Unlike the trend toward eliminating homework with which I strongly disagree, one current topic for public high schools does merit consideration: Starting classes later in the day. In most high schools around the Chicago suburbs, for example, first period begins at 8:00 A.M. or earlier, necessitating a wake-up time for most teenagers of roughly 6:30 A.M. (Yes, this time will vary widely depending on the maintenance level of your teen, but fear of gender bias accusations and my two daughters prevents me from commenting any further on that.) Outside of one outlier study recently completed at Brigham Young University, most research suggests that teenagers need between 8.5-to-9.5 hours of sleep a night. In order to get those nine hours (mid-point of that range) and get up at 6:30, teens would need to go to bed at 9:30 P.M. which seems unrealistic to most who know how teens function. Start at 9:00, 9:30, or even 10:00 A.M., with the same hour-and-a-half-before-school-starts-wake-up call, and you can get away with a 10:30-11:30 P.M. bedtime. That’s much more realistic.
These later starts would necessitate many changes in schools scheduled around the 2:30-3:30 P.M. dismissals that present starting times enable. After-school activities, sports practices and games, students’ jobs, and baby-sitting responsibilities would need to have their start/end times adjusted accordingly. Parents would need to alter some of their habits to accommodate later starts and finishes. There’s little doubt that starting the school day later would disrupt the habits we’ve evolved both culturally and individually. So we have to be relatively sure that this disruption and discomfort would be offset by the benefits of more-rested students.
And this is where things get less clear. When looking at the studies where schools have pushed back their start times, most of the positive results have been in student behavior and health—fewer sick days, fewer discipline issues, and less need for psychological counseling have been the primary documented results. There have been anecdotal reports of students being more alert and less moody, but those types of results don’t carry much weight with those focused solely on objective data.
And the gold standard of objective data for many—standardized test scores—haven’t increased significantly in the districts where starting times have been pushed back. There are also those who argue that earlier start times prepare kids for the “real” world, that any problems with current early start times could be solved by better parenting (e.g., just “make” teens go to bed earlier), and that we adults who had these earlier starts turned out just fine without any of this “molly-coddling.”
My own fifty years’ experience in education (seventeen as a student in kindergarten through college graduation and thirty-three as a teacher) supports the idea that later starting times would be a good thing. I hated getting up early in the morning for my classes as a student; it was only after many years of teaching and aging well into my thirties that I evolved an appreciation for morning hours. I now love getting up early (5:30 most mornings), but it took a long time for me to develop that habit; and it took place well after my biological maturation had ended. Kids need the opportunity to grow at their own pace, and anything which inhibits that should be resisted, especially when it is avoidable.

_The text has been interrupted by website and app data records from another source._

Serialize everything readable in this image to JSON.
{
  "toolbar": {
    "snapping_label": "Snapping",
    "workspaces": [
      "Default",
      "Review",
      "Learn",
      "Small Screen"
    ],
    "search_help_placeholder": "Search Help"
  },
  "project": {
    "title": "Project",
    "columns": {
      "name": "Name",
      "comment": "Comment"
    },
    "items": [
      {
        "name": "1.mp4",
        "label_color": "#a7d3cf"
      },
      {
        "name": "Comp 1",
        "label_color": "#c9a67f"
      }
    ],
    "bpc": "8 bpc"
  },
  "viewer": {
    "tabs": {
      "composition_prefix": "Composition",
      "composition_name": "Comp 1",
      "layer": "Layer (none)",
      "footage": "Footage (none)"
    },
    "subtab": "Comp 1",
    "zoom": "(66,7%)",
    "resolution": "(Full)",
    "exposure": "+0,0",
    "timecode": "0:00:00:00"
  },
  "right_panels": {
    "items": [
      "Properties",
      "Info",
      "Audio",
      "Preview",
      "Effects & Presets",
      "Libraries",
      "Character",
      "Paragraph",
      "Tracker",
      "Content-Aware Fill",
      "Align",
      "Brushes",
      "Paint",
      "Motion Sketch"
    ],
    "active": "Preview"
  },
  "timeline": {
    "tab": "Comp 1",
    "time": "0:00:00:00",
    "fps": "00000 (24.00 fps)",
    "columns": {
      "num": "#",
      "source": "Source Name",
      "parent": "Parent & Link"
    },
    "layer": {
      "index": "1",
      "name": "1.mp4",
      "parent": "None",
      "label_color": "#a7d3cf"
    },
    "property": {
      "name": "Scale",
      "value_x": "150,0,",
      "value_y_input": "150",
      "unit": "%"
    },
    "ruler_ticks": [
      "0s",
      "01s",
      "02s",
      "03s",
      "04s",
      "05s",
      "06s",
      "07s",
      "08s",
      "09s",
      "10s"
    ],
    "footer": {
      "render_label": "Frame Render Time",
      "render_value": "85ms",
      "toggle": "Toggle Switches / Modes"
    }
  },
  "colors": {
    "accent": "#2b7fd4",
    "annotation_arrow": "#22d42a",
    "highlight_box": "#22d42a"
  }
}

The chief obstacle to changing starting times could be buses. Yep, bus companies dictate school schedules for economic reasons: If we stagger start times, we can use fewer buses and save money. So, high schools typically start first, then the middle schools, with elementary schools having the latest start times. With this schedule, one bus can make three runs to service the different grade levels, allowing the bus companies to lower their costs by getting three times the use out of a single bus. And since we have a hard time documenting any “concrete” benefits (better test scores) based on 9:30 start times, it makes it more difficult to justify the added expense of adding buses to make their runs at roughly the same time.
So although I believe that later start times would benefit students and reject the idea that standardized test scores should dominate our schools the way they do, I understand the forces that are stopping this from serious consideration in most school districts. What we need, then, is for everyone to come together to look at this issue seriously in order to study its merits. What if we were to have two high schools in the same district start at different times? We would need a baseline of relevant statistics in order to compare the outcomes fairly, which would take some compiling. A partial list of important facts might include the following: tardies, absences, deans’ referrals, detentions, grades, standardized test scores, transportation costs, and participation rates in extra-curricular activities. Then we would have to conduct surveys on the more subjective aspects of the issue: Teacher evaluations of class attentiveness and overall school atmosphere, student attitudes toward school, and parental views on impacts on their routines (it might be easier to get a teenager moving and eating a decent breakfast if they got more sleep, for example) and their children’s attitudes might be some of the areas from which to seek input. It would clearly take some work, some expense, and the risk that after all that, you still wouldn’t have a definitive answer. But with the sleep experts so adamant in their research on the negative aspects of teens not getting enough sleep, the challenges of understanding the relationship of school start times to adequate rest for growing children is well worth the time, money, and trouble.
Should the results of these types of experiments provide the smoking gun for later start times, the challenges would really begin in trying to institute this new paradigm on a larger scale. But when it comes to the health and well-being of our children, the difficulties in instituting changes should never thwart our efforts to improve current practices. It might be hard to imagine high schools starting classes at 10:00 A.M., but that shouldn’t stop us from determining if that would be better.
Typically, everyone likes to institute changes wholesale, if we have to change at all. The simplicity of large-scale modifications, however, can’t prevent a more subtle approach which would help us to move gradually to something that could make a big difference in the education of our students. It took a long time to establish the connection between good nutrition and learning, but we came to recognize that a decent breakfast is crucial for our kids’ learning and now provide one for those in need at no cost to them. Sleep might be even more important to help our children do their best, and we shouldn’t let the logistics of finding out if this is true in relation to school start times keep us from finding out more definitively.
For more on school reform, see James Crandell’s website http://www.snowflake-schools.com/.